By David M. Greenwald
Davis, CA – A busy time in Davis got even busier as the city received pre-applications from two new projects in the downtown, bringing the total number to five since the Davis Downtown Plan was approved—although the Hilton Project is an expansion of the existing hotel. For good measure, Palomino Place has again revised their project.
The Hilton on 110 F St. would demolish an existing 2-story rear addition to the existing downtown Hilton Hotel and construct a new 6-story, 90-room hotel rear addition with a rooftop bar.
On E Street is the Four13 Apartments—a new 15-unit, four-story apartment building located at 413 E Street.
In addition, Palomino has modified their plan to create 163 residential units on its 25-acre site. The site is currently located within the city, but would require rezoning to residential uses which would trigger a Measure J vote.
The project narrative notes, “It will create housing opportunities for many who currently commute into Davis for work and school but who live in neighboring jurisdictions due to the lack of available housing in Davis and the high cost associated with the existing supply.”
In addition to providing 130 new home ownership opportunities, “the Project will include a multifamily apartment building located north of Covell Boulevard comprised of at least 33 deed restricted affordable units.”
The project therefore has upgraded its affordable housing plan to better meets the requirements of the Builder’s Remedy—it was previously proposing to reach that through ADUs.
Now it calls for “a mixture of moderate-income ownership housing to accommodate the ‘missing middle,” a first-time homebuyer’s program, and one 33-unit multi-family structure in which units shall be deed-restricted low-income rental units.”
It now believes “this individualized affordable housing plan exceeds City code requirements, meets the state’s definition as a housing development project for low-income households, and offers a broad mix of housing opportunities that are currently lacking in Davis.”
The project description notes, “To qualify as a ‘Builder’s Remedy’ project under the HAA, a project must meet the statutory definition of ‘housing for very low, low-, or moderate-income households.’”
It continues, “As noted above, 33 of the Project’s 163 units will be rented to lower income households. This equates to slightly more than 20% of total units and thus satisfies the statutory definition of “housing for very low, low-, or moderate-income households.” Accordingly, the Project meets the affordable housing requirement to qualify as a ‘Builder’s Remedy’ project.”
As reported in the Business Journal, project manager David Taormino is upset that the city has not processed their project, which he believes “flies in the face of what Builder’s Remedy is supposed to do.
“Our perspective is that the law requires the city of Davis to process our project in a certain time frame,” he said. “They’re dragging their feet and not doing that.”
Meanwhile, the Four13 Project is a more modest undertaking.
“This project proposes to construct a 15-unit apartment building on a 0.14-acre site in the Downtown Davis Core,” the narrative notes. “The building will be four stories tall and will have no on-site parking and no elevator. The project is designed to be zero net energy (ZNE) and will include a number of energy-efficient features…”

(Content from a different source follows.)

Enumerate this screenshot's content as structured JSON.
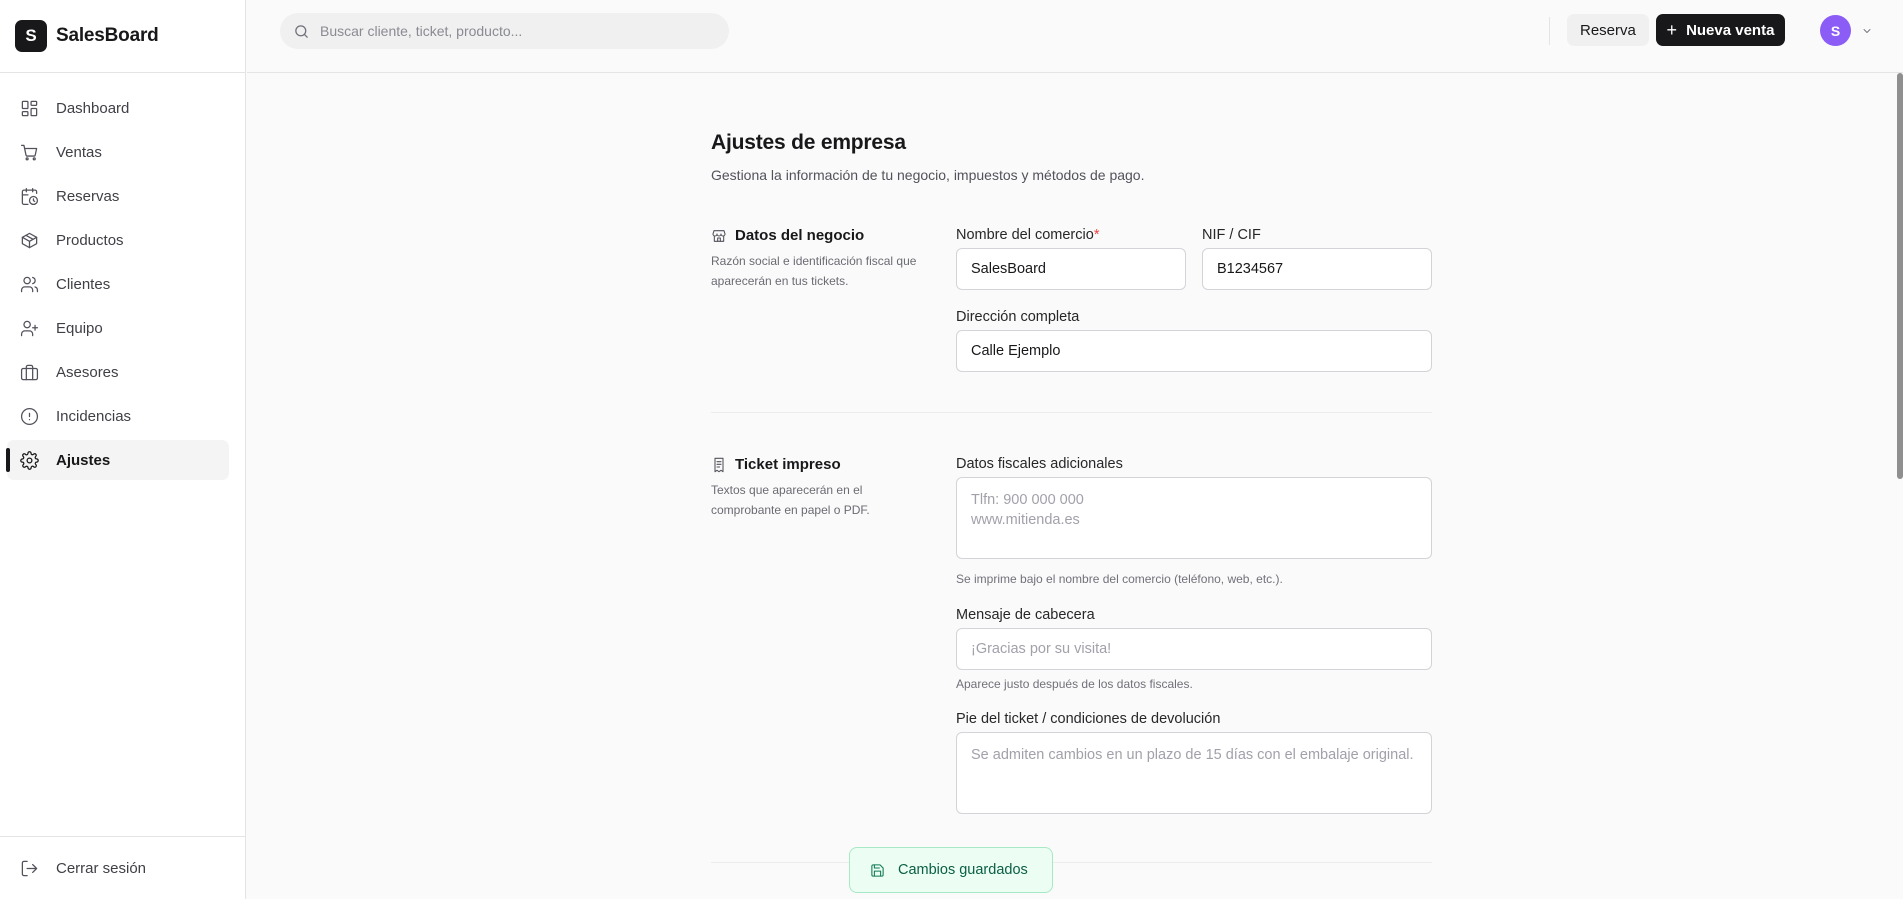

The applicant believes, “The project is in keeping with the pattern, scale, and character of the surrounding area. The site is located on a generally flat parcel within the Downtown Core, and the proposed building is similar in height and massing to the existing buildings in the area.”
“The project will not have a significant impact on traffic or noise levels in the area,” the narrative continues. “The project is expected to generate 20-40 new residents. These new residents will be a mix of students, young professionals, families with children, and empty nesters. The project will improve housing availability in the Downtown Core and will help to meet the needs of a growing population.”
Meanwhile the Hilton offers an expansion of the existing hotel.
The highlight of the six-story, 90-room hotel project is “the 3,500 square foot rooftop bar offering a panoramic view of the city.”
Located facing G Street, near the Amtrak station, “The hotel’s main entry offers easy access for guests but also acts as a gateway to explore the town’s attractions.”
They note, “As the hotel shares the existing courtyard with Hilton Garden Inn, visitors can utilize the convenience of accessing amenities from both hotels.”
The ground floor features public functions, including a lobby, lounge, fitness center, and 2,200 sf of event space.